by Kate Carson
When my mother, a Wellesley graduate, first suggested a women’s college for my tertiary education, I would have none of it. I listed a dozen different NO-WAYs, starting with my non-existent dating life, coasting through: “Things are so much better for women now; do we really need that kind of feminism anymore?” And always landing firmly at: “The real world is co-ed. Don’t you want me to be prepared?”
Meanwhile, in that very real world, I studied physics. Mr. Hickey taught two sections of advanced placement, and the demographics were the same for each: 18 students, only 3 of us girls. I loved that class. Physics was hard and fun and exciting.

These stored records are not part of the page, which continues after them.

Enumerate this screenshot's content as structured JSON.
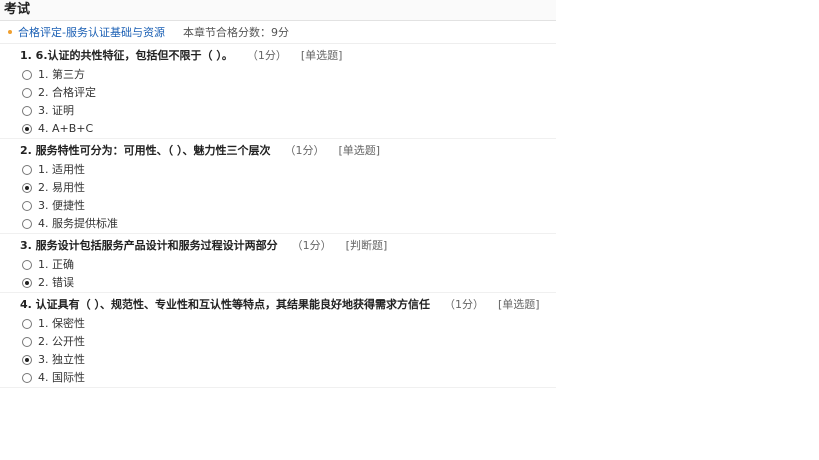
{
  "page": {
    "title": "考试"
  },
  "section": {
    "name": "合格评定-服务认证基础与资源",
    "pass_score": "本章节合格分数：9分"
  },
  "questions": [
    {
      "title": "1. 6.认证的共性特征，包括但不限于（ ）。",
      "score": "（1分）",
      "type": "[单选题]",
      "options": [
        {
          "label": "1. 第三方",
          "selected": false
        },
        {
          "label": "2. 合格评定",
          "selected": false
        },
        {
          "label": "3. 证明",
          "selected": false
        },
        {
          "label": "4. A+B+C",
          "selected": true
        }
      ]
    },
    {
      "title": "2. 服务特性可分为：可用性、（ ）、魅力性三个层次",
      "score": "（1分）",
      "type": "[单选题]",
      "options": [
        {
          "label": "1. 适用性",
          "selected": false
        },
        {
          "label": "2. 易用性",
          "selected": true
        },
        {
          "label": "3. 便捷性",
          "selected": false
        },
        {
          "label": "4. 服务提供标准",
          "selected": false
        }
      ]
    },
    {
      "title": "3. 服务设计包括服务产品设计和服务过程设计两部分",
      "score": "（1分）",
      "type": "[判断题]",
      "options": [
        {
          "label": "1. 正确",
          "selected": false
        },
        {
          "label": "2. 错误",
          "selected": true
        }
      ]
    },
    {
      "title": "4. 认证具有（ ）、规范性、专业性和互认性等特点，其结果能良好地获得需求方信任",
      "score": "（1分）",
      "type": "[单选题]",
      "options": [
        {
          "label": "1. 保密性",
          "selected": false
        },
        {
          "label": "2. 公开性",
          "selected": false
        },
        {
          "label": "3. 独立性",
          "selected": true
        },
        {
          "label": "4. 国际性",
          "selected": false
        }
      ]
    }
  ]
}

The deeper I got into physics, the more curious I grew. I wanted to speak the language of calculus and understand all the things I could not see.
At the end of the term, we received our grades. I had done well. Very well. I put my grade slip away quietly. But the boys in the class, who outnumbered us girls 5 to 1, started posturing with each other. They wanted to know who was top of the class. Mr. Hickey wouldn’t tell them. He rolled his eyes and redirected, but the chaos escalated and the boys started shouting out their guesses of who was best at physics.

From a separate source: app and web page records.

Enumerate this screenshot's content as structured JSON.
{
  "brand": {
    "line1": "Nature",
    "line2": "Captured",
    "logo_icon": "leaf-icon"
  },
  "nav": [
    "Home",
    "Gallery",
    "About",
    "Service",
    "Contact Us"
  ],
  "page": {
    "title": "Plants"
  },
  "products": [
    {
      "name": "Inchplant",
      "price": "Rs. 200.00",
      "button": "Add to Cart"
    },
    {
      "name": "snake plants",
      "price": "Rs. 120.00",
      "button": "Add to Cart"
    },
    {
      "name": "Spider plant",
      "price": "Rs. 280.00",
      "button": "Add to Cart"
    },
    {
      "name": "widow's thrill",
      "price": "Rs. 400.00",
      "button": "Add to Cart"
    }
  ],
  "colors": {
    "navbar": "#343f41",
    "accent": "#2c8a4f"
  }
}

“Tom!” They guessed. “Aaron! Deepak! Mike!” they went on. “Steve! Brian!” They guessed boy after boy after boy until they had named every boy in the room. They didn’t guess a single girl.
Mr. Hickey looked furious. He snapped.
“You want to know who has the top grade in this class?” He asked. “Kate. Kate has the best grade in this class. And in the other section it’s Donia.”
You could hear a pin drop.
In the sobered silence, I understood. My classmates–kids I had grown with since kindergarten– didn’t realize that I was smart. They didn’t know that Donia and Sue and Emily and Ericka were smart. And when these peers learned how well we were doing in physics, rather than think more highly of us, they took it as a personal insult and kicked themselves for losing out to girls.
In the end, I decided that the real world could wait for a few more years. I went to Smith, a women’s college. I studied chemistry and physics. The physics department was tiny, 9 students. We taught each other, collaborated well, and built each other up. When we went to conferences together, physics professors from other schools asked us, with wonder and surprise, “How do you get so many young women to study physics at your school?”
We built a learning environment that welcomed, supported, and celebrated women. It made all the difference.
I transitioned easily back to the real world, teaching at coed schools, marrying a wonderful man, working in coed labs, studying further at coed graduate school. Single sex education did not hold me back in any of the ways that I feared. Instead, it elevated my education, nurtured me, and quieted the noise so that I could hear myself think.
At Nashoba Brooks, I see the benefits of this nurturing learning environment every day. My students are passionate about science. Hands shoot up with excitement. Eyes gleam wide with wonder. Heads nod together in collaboration. Here, everybody celebrates girls’ intelligence and ability. Girls come here to learn and grow well for a few years so that they can thrive for a lifetime.
Kate Carson teaches Grade 8 math and science at Nashoba Brooks School and serves as a Grade 7 and 8 advisor.